Cucurbit fruits come in different shapes and sizes, controlled by genes underlying cell size and number. In a recent study, a team at West Virginia State University (WVSU) identified genetic factors underlying the giant fruit size of the mammoth group of Cucurbita maxima. The study elucidated genome diversity and identified single nucleotide polymorphism (SNP) markers associated with genes controlling fruit size. In addition to the genomic toolkit useful for breeding programs aiming at pumpkin fruit traits, this study provides insight into population differentiation and evolutionary origins of rare variants contributing to the giant fruit size of certain pumpkin varieties.
Watermelon crops are increasingly threatened by infection by cucurbit downy mildew. While there are limited sources of disease resistance within cultivated watermelon, Citrullus amarus can be a valuable source of resistances. CucCAP scientists performed disease resistance screening and whole genome resequencing of 122 C. amarus accessions. Genome wide association analysis of these materials identified several marker-trait associations and candidate genes, providing potential resources for genomics-assisted breeding for resistance to CDM in watermelon.
Before her current position as a Genetic Purity Lab Manager in the Quality Assurance Department at Sakata Seed America, Inc., in Salinas California, Bidisha Chanda worked for the USDA and conducted research for the CucCAP watermelon team at the US Vegetable Laboratory in Charleston, South Carolina.
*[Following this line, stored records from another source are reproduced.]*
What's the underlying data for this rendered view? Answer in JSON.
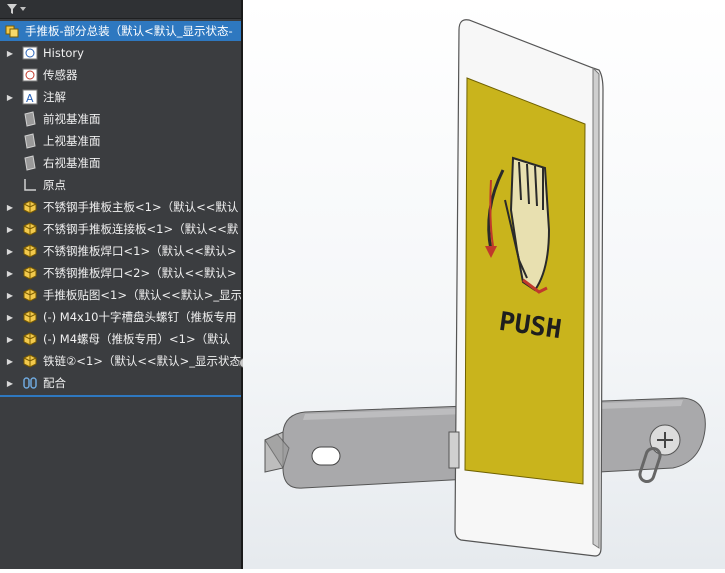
{
  "tree": {
    "root": "手推板-部分总装（默认<默认_显示状态-",
    "items": [
      {
        "label": "History",
        "expander": true
      },
      {
        "label": "传感器",
        "expander": false
      },
      {
        "label": "注解",
        "expander": true
      },
      {
        "label": "前视基准面",
        "expander": false
      },
      {
        "label": "上视基准面",
        "expander": false
      },
      {
        "label": "右视基准面",
        "expander": false
      },
      {
        "label": "原点",
        "expander": false
      },
      {
        "label": "不锈钢手推板主板<1>（默认<<默认",
        "expander": true
      },
      {
        "label": "不锈钢手推板连接板<1>（默认<<默",
        "expander": true
      },
      {
        "label": "不锈钢推板焊口<1>（默认<<默认>",
        "expander": true
      },
      {
        "label": "不锈钢推板焊口<2>（默认<<默认>",
        "expander": true
      },
      {
        "label": "手推板贴图<1>（默认<<默认>_显示",
        "expander": true
      },
      {
        "label": "(-) M4x10十字槽盘头螺钉（推板专用",
        "expander": true
      },
      {
        "label": "(-) M4螺母（推板专用）<1>（默认",
        "expander": true
      },
      {
        "label": "铁链②<1>（默认<<默认>_显示状态",
        "expander": true
      },
      {
        "label": "配合",
        "expander": true
      }
    ]
  },
  "model": {
    "sign_text": "PUSH",
    "colors": {
      "sign_yellow": "#c9b41c",
      "plate": "#f7f7f7",
      "arrow_red": "#c0392b"
    }
  }
}
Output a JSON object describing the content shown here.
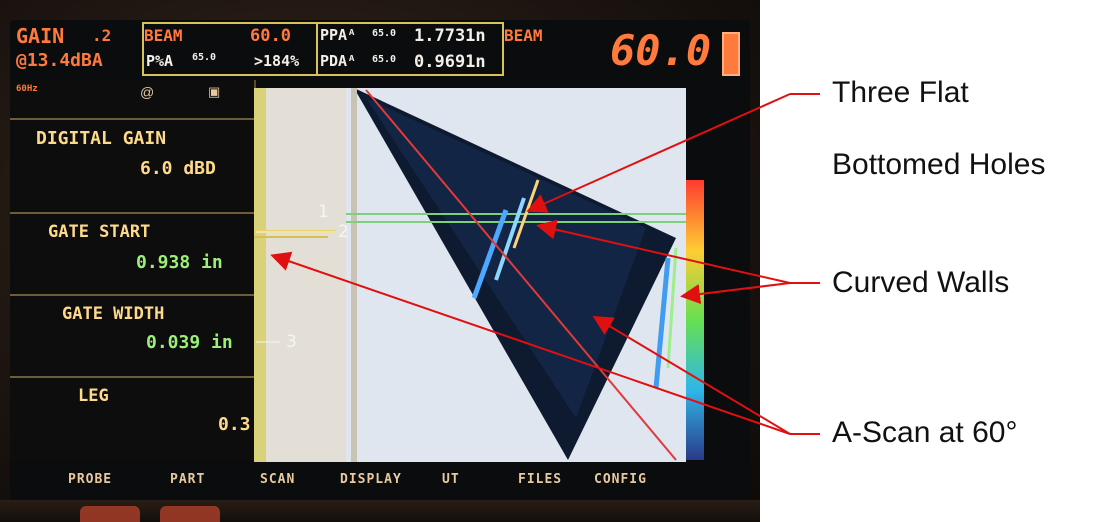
{
  "header": {
    "gain_label": "GAIN",
    "gain_step": ".2",
    "gain_value": "@13.4dBA",
    "beam_label": "BEAM",
    "beam_value": "60.0",
    "pxa_label": "P%A",
    "pxa_sub": "65.0",
    "pxa_value": ">184%",
    "ppa_label": "PPAᴬ",
    "ppa_sub": "65.0",
    "ppa_value": "1.7731n",
    "pda_label": "PDAᴬ",
    "pda_sub": "65.0",
    "pda_value": "0.9691n",
    "beam2_label": "BEAM",
    "big_beam": "60.0"
  },
  "side": {
    "freq": "60Hz",
    "digital_gain_label": "DIGITAL GAIN",
    "digital_gain_value": "6.0 dBD",
    "gate_start_label": "GATE START",
    "gate_start_value": "0.938 in",
    "gate_width_label": "GATE WIDTH",
    "gate_width_value": "0.039 in",
    "leg_label": "LEG",
    "leg_value": "0.3"
  },
  "menu": [
    "PROBE",
    "PART",
    "SCAN",
    "DISPLAY",
    "UT",
    "FILES",
    "CONFIG"
  ],
  "markers": [
    "1",
    "2",
    "3"
  ],
  "annotations": {
    "three_flat_line1": "Three Flat",
    "three_flat_line2": "Bottomed Holes",
    "curved_walls": "Curved Walls",
    "ascan": "A-Scan at 60°"
  },
  "colors": {
    "annotation_arrow": "#e01010",
    "header_orange": "#ff7a3c",
    "value_green": "#9cf07a"
  }
}
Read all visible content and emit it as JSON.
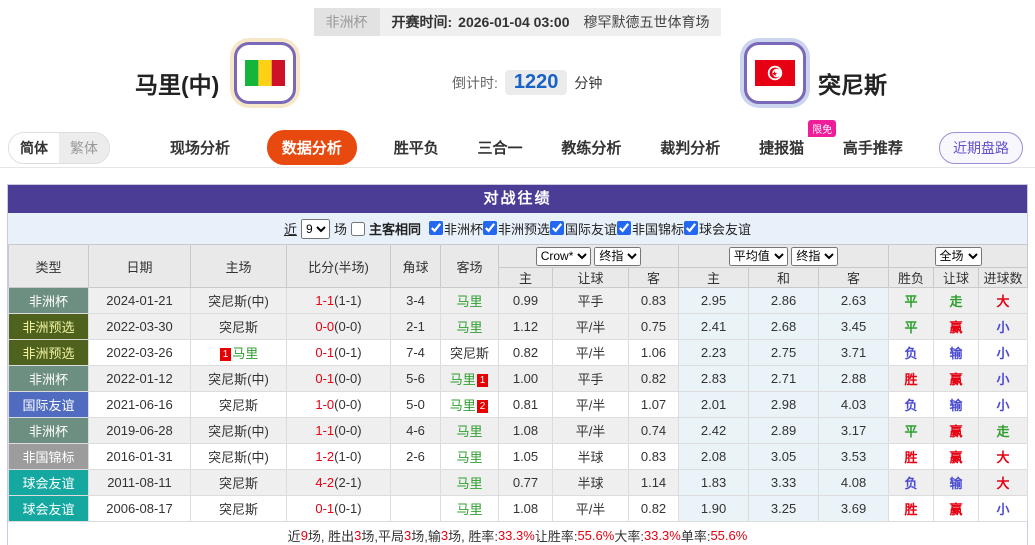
{
  "top_bar": {
    "league": "非洲杯",
    "kickoff_label": "开赛时间:",
    "kickoff_time": "2026-01-04 03:00",
    "venue": "穆罕默德五世体育场"
  },
  "team_header": {
    "home_name": "马里(中)",
    "countdown_label": "倒计时:",
    "countdown_value": "1220",
    "countdown_unit": "分钟",
    "away_name": "突尼斯"
  },
  "nav": {
    "lang": [
      {
        "label": "简体",
        "active": true
      },
      {
        "label": "繁体",
        "active": false
      }
    ],
    "items": [
      {
        "label": "现场分析",
        "active": false
      },
      {
        "label": "数据分析",
        "active": true
      },
      {
        "label": "胜平负",
        "active": false
      },
      {
        "label": "三合一",
        "active": false
      },
      {
        "label": "教练分析",
        "active": false
      },
      {
        "label": "裁判分析",
        "active": false
      },
      {
        "label": "捷报猫",
        "active": false,
        "badge": "限免"
      },
      {
        "label": "高手推荐",
        "active": false
      }
    ],
    "recent_trend_button": "近期盘路"
  },
  "h2h": {
    "title": "对战往绩",
    "filter": {
      "recent_label": "近",
      "recent_count": "9",
      "unit": "场",
      "same_home_away": "主客相同",
      "competitions": [
        "非洲杯",
        "非洲预选",
        "国际友谊",
        "非国锦标",
        "球会友谊"
      ]
    },
    "selects": {
      "bookmaker": "Crow*",
      "ah_stage": "终指",
      "eu_source": "平均值",
      "eu_stage": "终指",
      "scope": "全场"
    },
    "columns": {
      "type": "类型",
      "date": "日期",
      "home": "主场",
      "score": "比分(半场)",
      "corner": "角球",
      "away": "客场",
      "ah_home": "主",
      "ah_line": "让球",
      "ah_away": "客",
      "eu_home": "主",
      "eu_draw": "和",
      "eu_away": "客",
      "result_wdl": "胜负",
      "result_ah": "让球",
      "result_goals": "进球数"
    },
    "type_colors": {
      "非洲杯": {
        "bg": "#6d8f81",
        "fg": "#ffffff"
      },
      "非洲预选": {
        "bg": "#4e621e",
        "fg": "#f2f2a0"
      },
      "国际友谊": {
        "bg": "#4f6cc0",
        "fg": "#ffffff"
      },
      "非国锦标": {
        "bg": "#9c9c9c",
        "fg": "#ffffff"
      },
      "球会友谊": {
        "bg": "#14a8a0",
        "fg": "#ffffff"
      }
    },
    "rows": [
      {
        "type": "非洲杯",
        "date": "2024-01-21",
        "home": "突尼斯(中)",
        "home_is_mali": false,
        "home_card": null,
        "score": "1-1",
        "half": "(1-1)",
        "corner": "3-4",
        "away": "马里",
        "away_is_mali": true,
        "away_card": null,
        "ah": [
          "0.99",
          "平手",
          "0.83"
        ],
        "eu": [
          "2.95",
          "2.86",
          "2.63"
        ],
        "res": [
          [
            "平",
            "g"
          ],
          [
            "走",
            "g"
          ],
          [
            "大",
            "r"
          ]
        ],
        "shade": true
      },
      {
        "type": "非洲预选",
        "date": "2022-03-30",
        "home": "突尼斯",
        "home_is_mali": false,
        "home_card": null,
        "score": "0-0",
        "half": "(0-0)",
        "corner": "2-1",
        "away": "马里",
        "away_is_mali": true,
        "away_card": null,
        "ah": [
          "1.12",
          "平/半",
          "0.75"
        ],
        "eu": [
          "2.41",
          "2.68",
          "3.45"
        ],
        "res": [
          [
            "平",
            "g"
          ],
          [
            "赢",
            "r"
          ],
          [
            "小",
            "b"
          ]
        ],
        "shade": true
      },
      {
        "type": "非洲预选",
        "date": "2022-03-26",
        "home": "马里",
        "home_is_mali": true,
        "home_card": "1",
        "score": "0-1",
        "half": "(0-1)",
        "corner": "7-4",
        "away": "突尼斯",
        "away_is_mali": false,
        "away_card": null,
        "ah": [
          "0.82",
          "平/半",
          "1.06"
        ],
        "eu": [
          "2.23",
          "2.75",
          "3.71"
        ],
        "res": [
          [
            "负",
            "b"
          ],
          [
            "输",
            "b"
          ],
          [
            "小",
            "b"
          ]
        ],
        "shade": false
      },
      {
        "type": "非洲杯",
        "date": "2022-01-12",
        "home": "突尼斯(中)",
        "home_is_mali": false,
        "home_card": null,
        "score": "0-1",
        "half": "(0-0)",
        "corner": "5-6",
        "away": "马里",
        "away_is_mali": true,
        "away_card": "1",
        "ah": [
          "1.00",
          "平手",
          "0.82"
        ],
        "eu": [
          "2.83",
          "2.71",
          "2.88"
        ],
        "res": [
          [
            "胜",
            "r"
          ],
          [
            "赢",
            "r"
          ],
          [
            "小",
            "b"
          ]
        ],
        "shade": true
      },
      {
        "type": "国际友谊",
        "date": "2021-06-16",
        "home": "突尼斯",
        "home_is_mali": false,
        "home_card": null,
        "score": "1-0",
        "half": "(0-0)",
        "corner": "5-0",
        "away": "马里",
        "away_is_mali": true,
        "away_card": "2",
        "ah": [
          "0.81",
          "平/半",
          "1.07"
        ],
        "eu": [
          "2.01",
          "2.98",
          "4.03"
        ],
        "res": [
          [
            "负",
            "b"
          ],
          [
            "输",
            "b"
          ],
          [
            "小",
            "b"
          ]
        ],
        "shade": false
      },
      {
        "type": "非洲杯",
        "date": "2019-06-28",
        "home": "突尼斯(中)",
        "home_is_mali": false,
        "home_card": null,
        "score": "1-1",
        "half": "(0-0)",
        "corner": "4-6",
        "away": "马里",
        "away_is_mali": true,
        "away_card": null,
        "ah": [
          "1.08",
          "平/半",
          "0.74"
        ],
        "eu": [
          "2.42",
          "2.89",
          "3.17"
        ],
        "res": [
          [
            "平",
            "g"
          ],
          [
            "赢",
            "r"
          ],
          [
            "走",
            "g"
          ]
        ],
        "shade": true
      },
      {
        "type": "非国锦标",
        "date": "2016-01-31",
        "home": "突尼斯(中)",
        "home_is_mali": false,
        "home_card": null,
        "score": "1-2",
        "half": "(1-0)",
        "corner": "2-6",
        "away": "马里",
        "away_is_mali": true,
        "away_card": null,
        "ah": [
          "1.05",
          "半球",
          "0.83"
        ],
        "eu": [
          "2.08",
          "3.05",
          "3.53"
        ],
        "res": [
          [
            "胜",
            "r"
          ],
          [
            "赢",
            "r"
          ],
          [
            "大",
            "r"
          ]
        ],
        "shade": false
      },
      {
        "type": "球会友谊",
        "date": "2011-08-11",
        "home": "突尼斯",
        "home_is_mali": false,
        "home_card": null,
        "score": "4-2",
        "half": "(2-1)",
        "corner": "",
        "away": "马里",
        "away_is_mali": true,
        "away_card": null,
        "ah": [
          "0.77",
          "半球",
          "1.14"
        ],
        "eu": [
          "1.83",
          "3.33",
          "4.08"
        ],
        "res": [
          [
            "负",
            "b"
          ],
          [
            "输",
            "b"
          ],
          [
            "大",
            "r"
          ]
        ],
        "shade": true
      },
      {
        "type": "球会友谊",
        "date": "2006-08-17",
        "home": "突尼斯",
        "home_is_mali": false,
        "home_card": null,
        "score": "0-1",
        "half": "(0-1)",
        "corner": "",
        "away": "马里",
        "away_is_mali": true,
        "away_card": null,
        "ah": [
          "1.08",
          "平/半",
          "0.82"
        ],
        "eu": [
          "1.90",
          "3.25",
          "3.69"
        ],
        "res": [
          [
            "胜",
            "r"
          ],
          [
            "赢",
            "r"
          ],
          [
            "小",
            "b"
          ]
        ],
        "shade": false
      }
    ],
    "summary_parts": [
      [
        "近 ",
        "d"
      ],
      [
        "9",
        "r"
      ],
      [
        " 场, 胜出 ",
        "d"
      ],
      [
        "3",
        "r"
      ],
      [
        " 场,平局 ",
        "d"
      ],
      [
        "3",
        "r"
      ],
      [
        " 场,输 ",
        "d"
      ],
      [
        "3",
        "r"
      ],
      [
        " 场, 胜率: ",
        "d"
      ],
      [
        "33.3%",
        "r"
      ],
      [
        " 让胜率: ",
        "d"
      ],
      [
        "55.6%",
        "r"
      ],
      [
        " 大率: ",
        "d"
      ],
      [
        "33.3%",
        "r"
      ],
      [
        " 单率: ",
        "d"
      ],
      [
        "55.6%",
        "r"
      ]
    ]
  },
  "colors": {
    "accent_purple": "#4b3c96",
    "accent_orange": "#e8490f",
    "win_red": "#e60012",
    "draw_green": "#2f9e2f",
    "lose_blue": "#4a4ad2"
  }
}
Watermelon production in the U.S. and around the world faces serious threats by viral diseases, including aphid-transmitted potyviruses: papaya ringspot virus (PRSV) and zucchini yellow mosaic virus (ZYMV). In a recent study, a CucCAP team examined expression of anti-microbial/anti-viral, ribosome-inactivating proteins (RIPs) in watermelons in response to inoculation with PRSV. The PRSV-resistant citron watermelon (Citrullus amarus) exhibited high RIP expression, versus low expression in plants of the susceptible, cultivated “Charleston Gray” watermelon. This finding may offer additional genetic and genomic resources for improving potyvirus-resistance in watermelon cultivars.
Members of the cucurbit breeding, genetics, and genomics research community are encouraged to submit reports for the 2021 -2022, Cucurbit Genetics Cooperative Report #44. Manuscripts or reports should be submitted to Amnon Levi by February 28th, 2022.
Watermelon Breeding, Genetics, Genomics, Pathology, and Disease Management Publications & Presentations
The watermelon team is led by Amnon Levi. Team objectives are to develop genomic, bioinformatic, mapping approaches and tools for cucurbits, map and develop markers for disease resistance, and introgress, pyramid/stack resistances into advanced breeding lines.
Umesh Reddy and team at WVSU and Amnon Levi and team at USDA, ARS used advance genome sequencing technology to study the effect of genome doubling on gene expression in tetraploid watermelon versus their counterpart diploid watermelon parental plants.